Every trip to my Great Grandpa’s house was quite memorable. I remember the stories of his time spent in war, the dried banana chips he frequently snacked on, but most distinctly I remembered his strange fascination with puzzles. He spent hours upon hours studying the pieces, but his satisfaction came with locking the pieces together and seeing vivid detail added to the picture. I was continually amazed as he would complete puzzles that had hundreds or even thousands of pieces.
As my teammates and I have visited agriculture classrooms across the state I have seen the parallels between puzzle pieces and FFA members. Every student within FFA and Agricultural Education is unique, just like the puzzle pieces my Great Grandpa loved. Even in those thousand piece puzzles, somehow the unique pieces begin to take shape and form a beautiful picture. The students who come from an agricultural background represent the edge pieces. While they are a great place to start and crucial to the puzzle, it is the middle pieces that are often hard to fit that make a puzzle vivid and meaningful. FFA and Agricultural Education takes the jagged middle pieces and finds a way for them to fit perfectly within the puzzle. It takes anyone from the student at the top of their class to those who struggle to pass a single class throughout high school. It pieces together the athletes and those who would much rather spend time in the music department. It snaps the shy students with those who are more comfortable in front of a crowd. The pieces alone seem jagged and imperfect, but together each piece creates the beautiful picture of the National FFA Organization.

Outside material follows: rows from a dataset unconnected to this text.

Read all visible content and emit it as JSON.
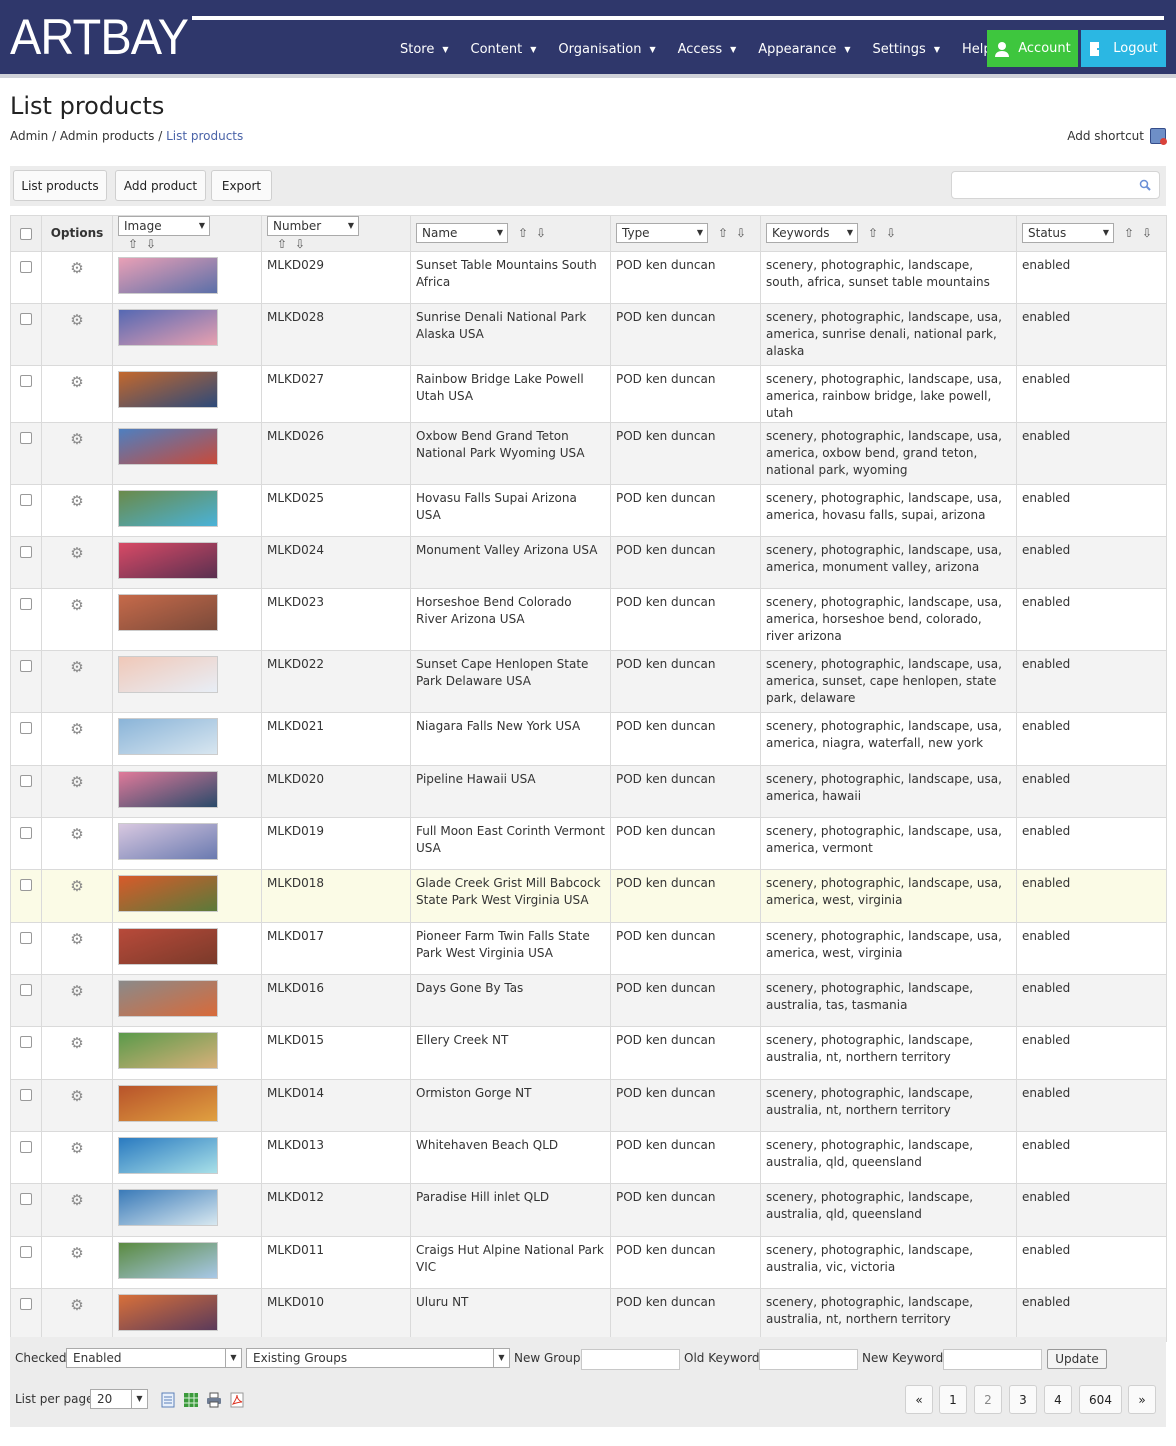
{
  "header": {
    "logo": "ARTBAY",
    "nav": [
      "Store",
      "Content",
      "Organisation",
      "Access",
      "Appearance",
      "Settings",
      "Help"
    ],
    "account_label": "Account",
    "logout_label": "Logout",
    "colors": {
      "header_bg": "#2f376b",
      "account": "#3ec63e",
      "logout": "#2bb7e3"
    }
  },
  "page": {
    "title": "List products",
    "breadcrumb": [
      "Admin",
      "Admin products",
      "List products"
    ],
    "add_shortcut": "Add shortcut"
  },
  "toolbar": {
    "list_products": "List products",
    "add_product": "Add product",
    "export": "Export",
    "search_placeholder": ""
  },
  "table": {
    "options_header": "Options",
    "filters": [
      "Image",
      "Number",
      "Name",
      "Type",
      "Keywords",
      "Status"
    ],
    "rows": [
      {
        "number": "MLKD029",
        "name": "Sunset Table Mountains South Africa",
        "type": "POD ken duncan",
        "keywords": "scenery, photographic, landscape, south, africa, sunset table mountains",
        "status": "enabled"
      },
      {
        "number": "MLKD028",
        "name": "Sunrise Denali National Park Alaska USA",
        "type": "POD ken duncan",
        "keywords": "scenery, photographic, landscape, usa, america, sunrise denali, national park, alaska",
        "status": "enabled"
      },
      {
        "number": "MLKD027",
        "name": "Rainbow Bridge Lake Powell Utah USA",
        "type": "POD ken duncan",
        "keywords": "scenery, photographic, landscape, usa, america, rainbow bridge, lake powell, utah",
        "status": "enabled"
      },
      {
        "number": "MLKD026",
        "name": "Oxbow Bend Grand Teton National Park Wyoming USA",
        "type": "POD ken duncan",
        "keywords": "scenery, photographic, landscape, usa, america, oxbow bend, grand teton, national park, wyoming",
        "status": "enabled"
      },
      {
        "number": "MLKD025",
        "name": "Hovasu Falls Supai Arizona USA",
        "type": "POD ken duncan",
        "keywords": "scenery, photographic, landscape, usa, america, hovasu falls, supai, arizona",
        "status": "enabled"
      },
      {
        "number": "MLKD024",
        "name": "Monument Valley Arizona USA",
        "type": "POD ken duncan",
        "keywords": "scenery, photographic, landscape, usa, america, monument valley, arizona",
        "status": "enabled"
      },
      {
        "number": "MLKD023",
        "name": "Horseshoe Bend Colorado River Arizona USA",
        "type": "POD ken duncan",
        "keywords": "scenery, photographic, landscape, usa, america, horseshoe bend, colorado, river arizona",
        "status": "enabled"
      },
      {
        "number": "MLKD022",
        "name": "Sunset Cape Henlopen State Park Delaware USA",
        "type": "POD ken duncan",
        "keywords": "scenery, photographic, landscape, usa, america, sunset, cape henlopen, state park, delaware",
        "status": "enabled"
      },
      {
        "number": "MLKD021",
        "name": "Niagara Falls New York USA",
        "type": "POD ken duncan",
        "keywords": "scenery, photographic, landscape, usa, america, niagra, waterfall, new york",
        "status": "enabled"
      },
      {
        "number": "MLKD020",
        "name": "Pipeline Hawaii USA",
        "type": "POD ken duncan",
        "keywords": "scenery, photographic, landscape, usa, america, hawaii",
        "status": "enabled"
      },
      {
        "number": "MLKD019",
        "name": "Full Moon East Corinth Vermont USA",
        "type": "POD ken duncan",
        "keywords": "scenery, photographic, landscape, usa, america, vermont",
        "status": "enabled"
      },
      {
        "number": "MLKD018",
        "name": "Glade Creek Grist Mill Babcock State Park West Virginia USA",
        "type": "POD ken duncan",
        "keywords": "scenery, photographic, landscape, usa, america, west, virginia",
        "status": "enabled"
      },
      {
        "number": "MLKD017",
        "name": "Pioneer Farm Twin Falls State Park West Virginia USA",
        "type": "POD ken duncan",
        "keywords": "scenery, photographic, landscape, usa, america, west, virginia",
        "status": "enabled"
      },
      {
        "number": "MLKD016",
        "name": "Days Gone By Tas",
        "type": "POD ken duncan",
        "keywords": "scenery, photographic, landscape, australia, tas, tasmania",
        "status": "enabled"
      },
      {
        "number": "MLKD015",
        "name": "Ellery Creek NT",
        "type": "POD ken duncan",
        "keywords": "scenery, photographic, landscape, australia, nt, northern territory",
        "status": "enabled"
      },
      {
        "number": "MLKD014",
        "name": "Ormiston Gorge NT",
        "type": "POD ken duncan",
        "keywords": "scenery, photographic, landscape, australia, nt, northern territory",
        "status": "enabled"
      },
      {
        "number": "MLKD013",
        "name": "Whitehaven Beach QLD",
        "type": "POD ken duncan",
        "keywords": "scenery, photographic, landscape, australia, qld, queensland",
        "status": "enabled"
      },
      {
        "number": "MLKD012",
        "name": "Paradise Hill inlet QLD",
        "type": "POD ken duncan",
        "keywords": "scenery, photographic, landscape, australia, qld, queensland",
        "status": "enabled"
      },
      {
        "number": "MLKD011",
        "name": "Craigs Hut Alpine National Park VIC",
        "type": "POD ken duncan",
        "keywords": "scenery, photographic, landscape, australia, vic, victoria",
        "status": "enabled"
      },
      {
        "number": "MLKD010",
        "name": "Uluru NT",
        "type": "POD ken duncan",
        "keywords": "scenery, photographic, landscape, australia, nt, northern territory",
        "status": "enabled"
      }
    ]
  },
  "bottom": {
    "checked_label": "Checked",
    "checked_value": "Enabled",
    "groups_value": "Existing Groups",
    "new_group_label": "New Group",
    "old_keyword_label": "Old Keyword",
    "new_keyword_label": "New Keyword",
    "update_label": "Update",
    "per_page_label": "List per page",
    "per_page_value": "20",
    "pagination": [
      "«",
      "1",
      "2",
      "3",
      "4",
      "604",
      "»"
    ],
    "current_page": "2"
  }
}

Occasionally, my Grandpa would get frustrated and reference the picture on the front of the puzzle box, this picture is comparative to the wonderful agricultural educators that guide students every day. In honor of National Teach Agriculture Day occurring this past Thursday, I would like to thank my front box guides and I encourage each of you to do the same. Mrs. Schilling, even though you were not my advisor for the entirety of my FFA career, you were the guide who helped me figure out the initial pieces of the puzzle within my FFA membership. Your passion in and out of classroom fueled me to work harder to form my FFA masterpiece. Ms. Williams, you are the one who helped me solidify the details within my puzzle, while pushing me to be better. Thank you for being the one who helped me strategize the best methods to complete my puzzle. Dad, even if being a teacher’s kid can be difficult, I am glad I had your support and encouragement throughout the years. You were the one who kept me focused on the puzzle of FFA and life even when it seemed like there were thousands of pieces that would never fit together. Mrs. Arellano, you helped me look at each puzzle life gave with a new angle. I never had the opportunity to have you in class, but before you were at Eastern Hancock you were the advisor with a new perspective and I sincerely appreciate it. Without each of you, my puzzle would simply be a box of jagged pieces. Your support allowed me to create a beautiful puzzle with vivid detail, just like the ones my Great Grandpa admired.
Embrace the puzzle of life and FFA. I encourage each of you to explore where your fit is within the puzzle of FFA even if you may feel like the jagged piece that will never work right. I also encourage all FFA members and supporters to appreciate those front box guides who help as we piece together the puzzle of life and FFA.
2016-2017 Indiana FFA State Reporter